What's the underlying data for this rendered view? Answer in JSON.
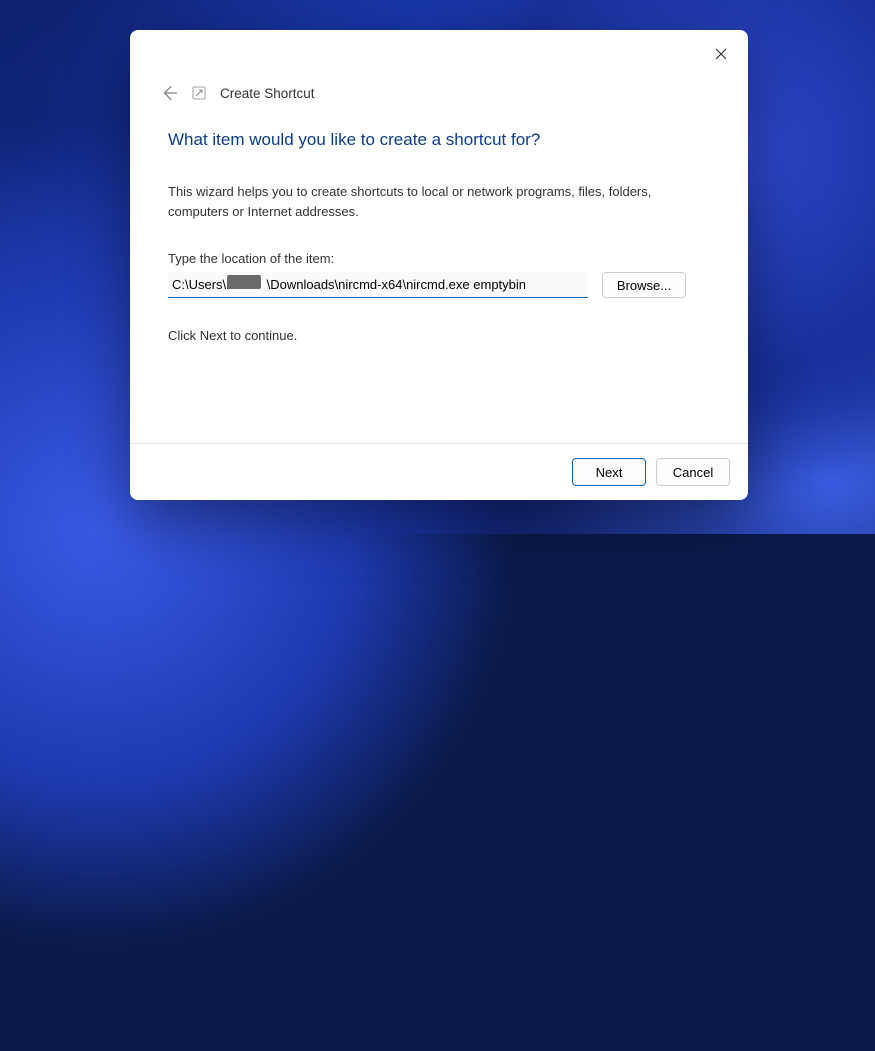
{
  "header": {
    "title": "Create Shortcut"
  },
  "main": {
    "headline": "What item would you like to create a shortcut for?",
    "description": "This wizard helps you to create shortcuts to local or network programs, files, folders, computers or Internet addresses.",
    "location_label": "Type the location of the item:",
    "location_value": "C:\\Users\\r          \\Downloads\\nircmd-x64\\nircmd.exe emptybin",
    "browse_label": "Browse...",
    "continue_hint": "Click Next to continue."
  },
  "footer": {
    "next_label": "Next",
    "cancel_label": "Cancel"
  },
  "colors": {
    "accent": "#0067c0",
    "headline": "#0b3d91"
  }
}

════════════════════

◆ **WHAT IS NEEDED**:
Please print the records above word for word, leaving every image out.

◆ **RESPONSE BELOW**:
What's the underlying data for this rendered view? Answer in JSON.
{
  "header": {
    "title": "Create Shortcut"
  },
  "main": {
    "headline": "What item would you like to create a shortcut for?",
    "description": "This wizard helps you to create shortcuts to local or network programs, files, folders, computers or Internet addresses.",
    "location_label": "Type the location of the item:",
    "location_value": "C:\\Users\\r          \\Downloads\\nircmd-x64\\nircmd.exe emptybin",
    "browse_label": "Browse...",
    "continue_hint": "Click Next to continue."
  },
  "footer": {
    "next_label": "Next",
    "cancel_label": "Cancel"
  },
  "colors": {
    "accent": "#0067c0",
    "headline": "#0b3d91"
  }
}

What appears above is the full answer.